Find and copy every line in the records that includes the string "this".

• [SOURCE DATA]:
* * * *

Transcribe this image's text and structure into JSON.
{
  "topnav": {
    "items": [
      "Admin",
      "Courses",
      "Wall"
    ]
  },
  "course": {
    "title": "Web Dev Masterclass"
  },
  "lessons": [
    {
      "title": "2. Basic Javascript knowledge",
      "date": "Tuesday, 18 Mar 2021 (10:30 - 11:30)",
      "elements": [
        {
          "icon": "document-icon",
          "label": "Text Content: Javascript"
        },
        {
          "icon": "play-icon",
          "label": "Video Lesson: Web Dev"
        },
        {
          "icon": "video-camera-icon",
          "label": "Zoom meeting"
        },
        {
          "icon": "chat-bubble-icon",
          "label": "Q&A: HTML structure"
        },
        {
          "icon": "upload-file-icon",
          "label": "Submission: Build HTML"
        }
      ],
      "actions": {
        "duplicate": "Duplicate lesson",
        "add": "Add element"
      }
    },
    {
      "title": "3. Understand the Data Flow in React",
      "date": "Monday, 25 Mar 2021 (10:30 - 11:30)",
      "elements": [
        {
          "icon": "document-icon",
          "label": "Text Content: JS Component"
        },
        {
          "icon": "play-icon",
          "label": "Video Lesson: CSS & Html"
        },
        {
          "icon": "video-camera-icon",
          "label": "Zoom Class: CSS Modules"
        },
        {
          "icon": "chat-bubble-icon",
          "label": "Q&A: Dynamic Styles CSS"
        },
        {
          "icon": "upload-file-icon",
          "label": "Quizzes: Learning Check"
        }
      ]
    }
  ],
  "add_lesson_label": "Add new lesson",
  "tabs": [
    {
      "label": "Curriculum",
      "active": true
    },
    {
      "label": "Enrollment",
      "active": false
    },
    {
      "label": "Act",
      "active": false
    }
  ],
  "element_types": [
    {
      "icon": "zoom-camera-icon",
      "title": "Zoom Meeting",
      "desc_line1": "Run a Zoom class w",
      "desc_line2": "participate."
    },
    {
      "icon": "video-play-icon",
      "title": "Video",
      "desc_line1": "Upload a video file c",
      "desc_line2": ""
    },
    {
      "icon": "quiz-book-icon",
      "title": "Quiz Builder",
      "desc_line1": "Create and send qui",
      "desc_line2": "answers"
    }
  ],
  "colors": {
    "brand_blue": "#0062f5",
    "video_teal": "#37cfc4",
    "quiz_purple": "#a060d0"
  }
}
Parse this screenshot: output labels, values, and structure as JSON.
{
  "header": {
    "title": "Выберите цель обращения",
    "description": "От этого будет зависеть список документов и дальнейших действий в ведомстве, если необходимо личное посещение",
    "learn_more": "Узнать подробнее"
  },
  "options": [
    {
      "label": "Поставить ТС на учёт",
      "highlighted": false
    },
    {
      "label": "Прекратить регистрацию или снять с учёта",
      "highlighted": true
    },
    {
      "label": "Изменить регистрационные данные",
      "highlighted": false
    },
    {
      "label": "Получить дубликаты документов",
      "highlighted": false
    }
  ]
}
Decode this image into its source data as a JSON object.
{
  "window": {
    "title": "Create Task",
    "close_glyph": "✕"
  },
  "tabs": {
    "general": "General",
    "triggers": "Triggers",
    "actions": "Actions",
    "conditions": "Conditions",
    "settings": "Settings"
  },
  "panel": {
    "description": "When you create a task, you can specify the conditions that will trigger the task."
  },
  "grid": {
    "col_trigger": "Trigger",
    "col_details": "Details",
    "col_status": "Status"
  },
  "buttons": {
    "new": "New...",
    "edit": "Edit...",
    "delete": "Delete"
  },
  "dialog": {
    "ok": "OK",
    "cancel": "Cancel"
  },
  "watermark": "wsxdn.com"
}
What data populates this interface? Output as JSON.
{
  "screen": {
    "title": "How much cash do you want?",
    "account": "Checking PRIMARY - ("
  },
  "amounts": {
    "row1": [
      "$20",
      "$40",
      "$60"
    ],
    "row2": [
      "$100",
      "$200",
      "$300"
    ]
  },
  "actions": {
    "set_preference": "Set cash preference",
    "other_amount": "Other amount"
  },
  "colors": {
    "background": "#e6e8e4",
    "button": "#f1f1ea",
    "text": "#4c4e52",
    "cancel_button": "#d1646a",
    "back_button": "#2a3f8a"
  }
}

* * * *

• [TASK OUTPUT]:
Transcribe this image's text and structure into JSON.
Parse this screenshot: output labels, values, and structure as JSON.
Decode this image into its source data as a JSON object.
What data populates this interface? Output as JSON.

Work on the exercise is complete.